1. Shohei Ohtani and Mookie Betts, Los Angeles Dodgers

Alas, it’s not enough to get them all the way to No. 1. Even with Ohtani relegated to DH-only duties in 2024 — if we were getting a full two-way season from him, this wouldn’t even be a contest — it’s hard to deny the star power here. Ohtani has a legitimate claim to the title of best hitter in baseball; he led the AL with 44 homers and led the Majors in OPS at 1.066 last season despite playing in just 135 games. (Oh, he also stole 20 bases for good measure.) With a full season to focus only on hitting, the sky feels like the limit — something like a 40/40 campaign is very much in play. And then there’s Betts, who not only gave Acuna Jr. a real run for his money at the plate last season but also offers near-unparalleled defensive versatility as an elite corner outfielder who can more than hold his own at second base (or even shortstop, if needed). Of all the players on this list, these are the two I’m surest will perform at an elite level, the best combination of floor and ceiling. Oh, and they’ll share a lineup with a whole other former MVP we haven’t even touched on here in Freddie Freeman.
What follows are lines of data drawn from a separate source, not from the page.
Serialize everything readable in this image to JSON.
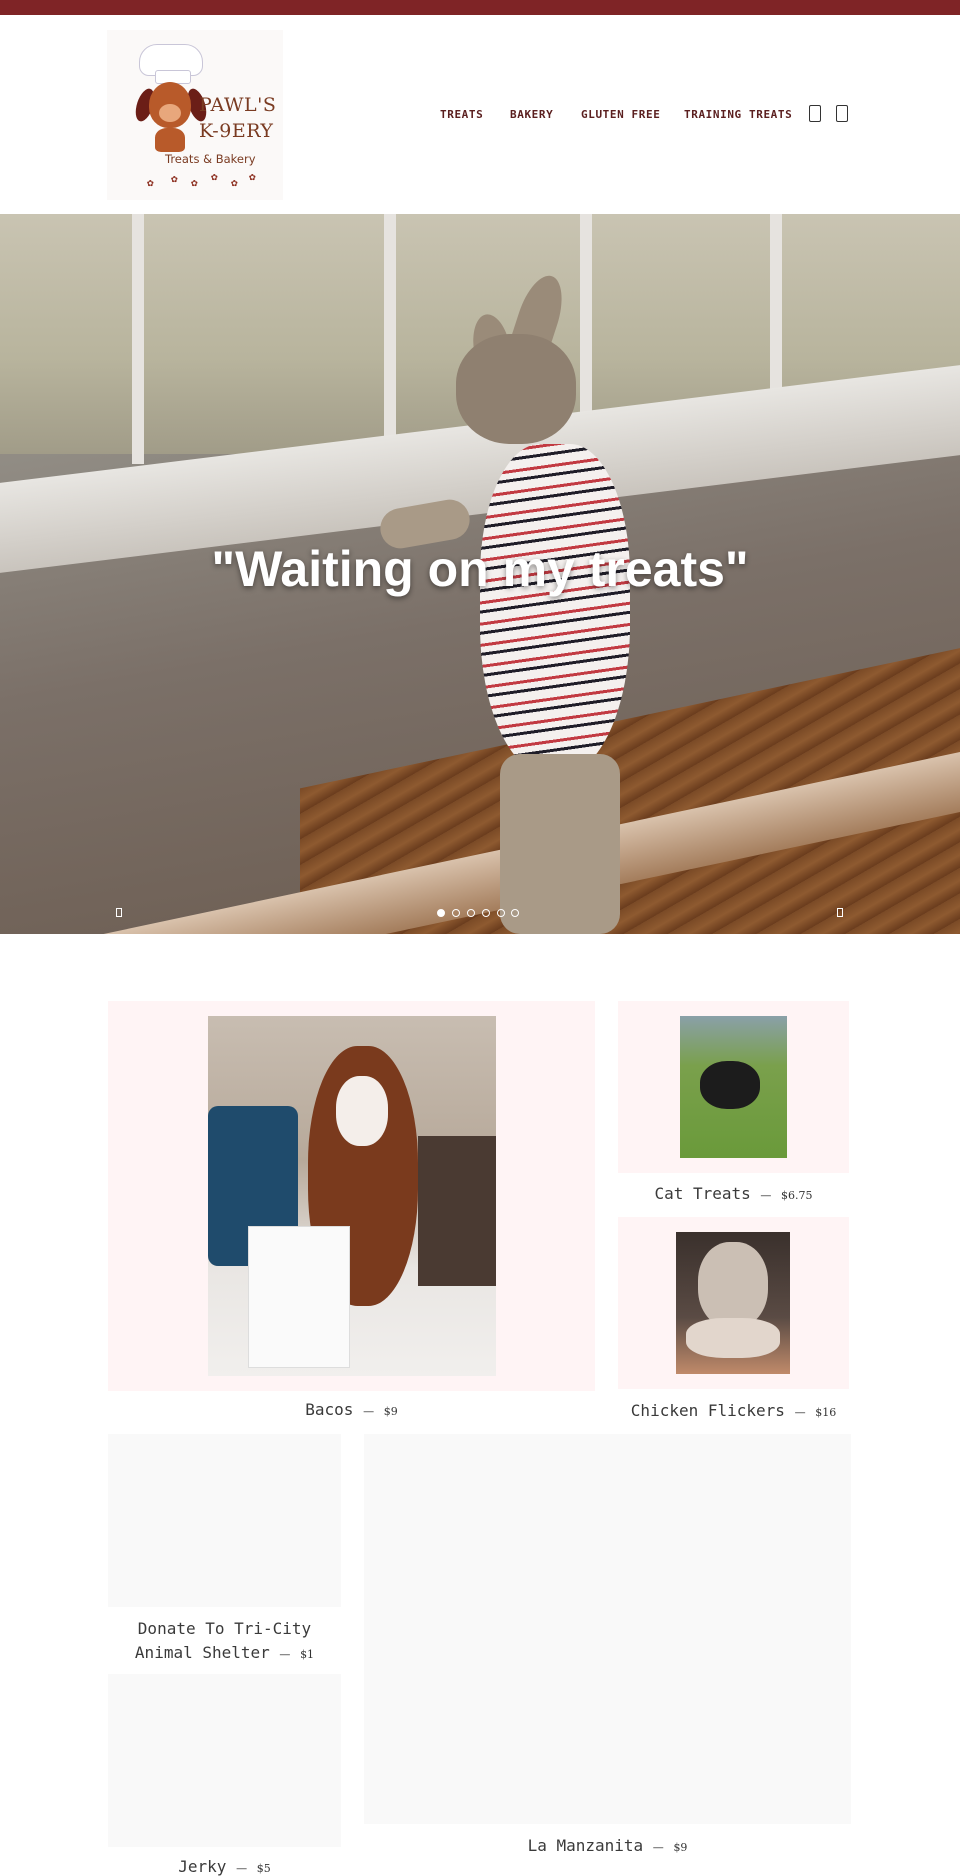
{
  "brand": {
    "name_line1": "PAWL'S",
    "name_line2": "K-9ERY",
    "tagline": "Treats & Bakery"
  },
  "nav": {
    "items": [
      {
        "label": "TREATS"
      },
      {
        "label": "BAKERY"
      },
      {
        "label": "GLUTEN FREE"
      },
      {
        "label": "TRAINING TREATS"
      }
    ],
    "search_icon": "search-icon",
    "cart_icon": "cart-icon"
  },
  "hero": {
    "caption": "\"Waiting on my treats\"",
    "slide_count": 6,
    "active_slide": 1,
    "prev_icon": "chevron-left-icon",
    "next_icon": "chevron-right-icon"
  },
  "products": [
    {
      "name": "Bacos",
      "price": "$9",
      "separator": "—"
    },
    {
      "name": "Cat Treats",
      "price": "$6.75",
      "separator": "—"
    },
    {
      "name": "Chicken Flickers",
      "price": "$16",
      "separator": "—"
    },
    {
      "name": "Donate To Tri-City Animal Shelter",
      "price": "$1",
      "separator": "—"
    },
    {
      "name": "Jerky",
      "price": "$5",
      "separator": "—"
    },
    {
      "name": "La Manzanita",
      "price": "$9",
      "separator": "—"
    }
  ],
  "colors": {
    "topbar": "#7f2426",
    "nav_text": "#5b1f1f",
    "card_bg": "#fff4f5"
  }
}
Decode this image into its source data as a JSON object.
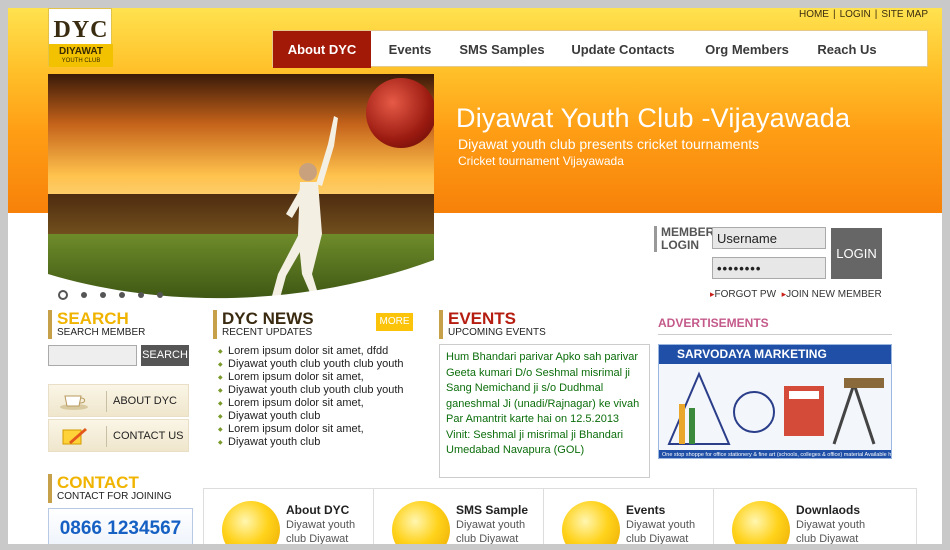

Did we mention the Dodgers will be pretty good next year?